[Items from an interface collection]
=== Begin Enclosure ===

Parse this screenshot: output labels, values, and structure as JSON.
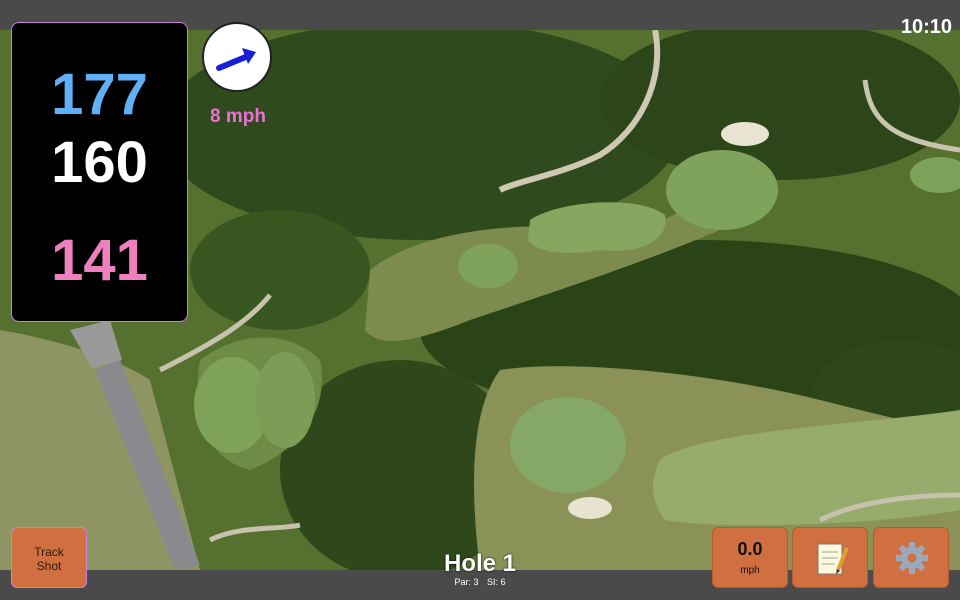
{
  "status": {
    "time": "10:10"
  },
  "distances": {
    "back": "177",
    "middle": "160",
    "front": "141"
  },
  "wind": {
    "speed": "8 mph",
    "icon": "arrow-right-icon",
    "color": "#ee70d8"
  },
  "buttons": {
    "track_shot": "Track\nShot",
    "speed_value": "0.0",
    "speed_unit": "mph",
    "notes_icon": "notepad-icon",
    "settings_icon": "gear-icon"
  },
  "hole": {
    "title": "Hole 1",
    "par": "Par: 3",
    "si": "SI: 6"
  },
  "colors": {
    "back": "#5fb0f5",
    "middle": "#ffffff",
    "front": "#ee80c0",
    "button": "#d07040",
    "accent_border": "#d17ce0"
  }
}
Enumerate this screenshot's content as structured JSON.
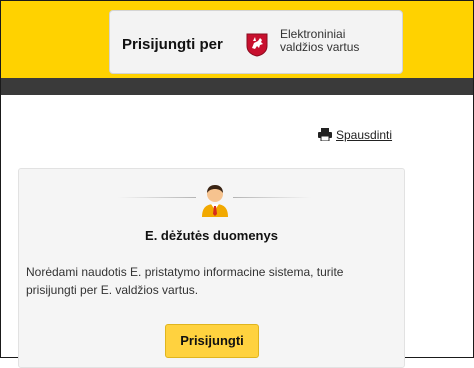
{
  "header": {
    "login_label": "Prisijungti per",
    "provider_line1": "Elektroniniai",
    "provider_line2": "valdžios vartus",
    "crest_icon": "lithuanian-coat-of-arms-icon",
    "bar_color": "#ffd200"
  },
  "toolbar": {
    "print_label": "Spausdinti",
    "print_icon": "printer-icon"
  },
  "panel": {
    "avatar_icon": "user-icon",
    "title": "E. dėžutės duomenys",
    "description": "Norėdami naudotis E. pristatymo informacine sistema, turite prisijungti per E. valdžios vartus.",
    "login_button": "Prisijungti",
    "button_color": "#ffd23f"
  }
}
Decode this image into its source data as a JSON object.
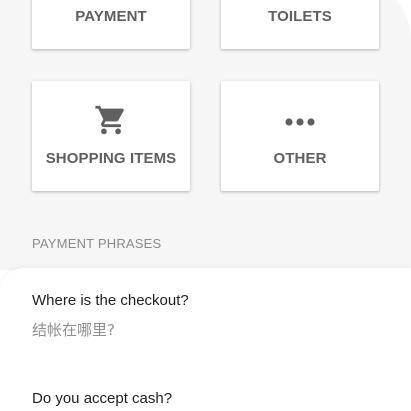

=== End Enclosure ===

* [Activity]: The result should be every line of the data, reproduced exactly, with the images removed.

* [Solved problem]:
Parse this screenshot: output labels, values, and structure as JSON.
{
  "status": {
    "time": "10:10"
  },
  "distances": {
    "back": "177",
    "middle": "160",
    "front": "141"
  },
  "wind": {
    "speed": "8 mph",
    "icon": "arrow-right-icon",
    "color": "#ee70d8"
  },
  "buttons": {
    "track_shot": "Track\nShot",
    "speed_value": "0.0",
    "speed_unit": "mph",
    "notes_icon": "notepad-icon",
    "settings_icon": "gear-icon"
  },
  "hole": {
    "title": "Hole 1",
    "par": "Par: 3",
    "si": "SI: 6"
  },
  "colors": {
    "back": "#5fb0f5",
    "middle": "#ffffff",
    "front": "#ee80c0",
    "button": "#d07040",
    "accent_border": "#d17ce0"
  }
}
Enumerate this screenshot's content as structured JSON.
{
  "header": {
    "login_label": "Prisijungti per",
    "provider_line1": "Elektroniniai",
    "provider_line2": "valdžios vartus",
    "crest_icon": "lithuanian-coat-of-arms-icon",
    "bar_color": "#ffd200"
  },
  "toolbar": {
    "print_label": "Spausdinti",
    "print_icon": "printer-icon"
  },
  "panel": {
    "avatar_icon": "user-icon",
    "title": "E. dėžutės duomenys",
    "description": "Norėdami naudotis E. pristatymo informacine sistema, turite prisijungti per E. valdžios vartus.",
    "login_button": "Prisijungti",
    "button_color": "#ffd23f"
  }
}
Decode this image into its source data as a JSON object.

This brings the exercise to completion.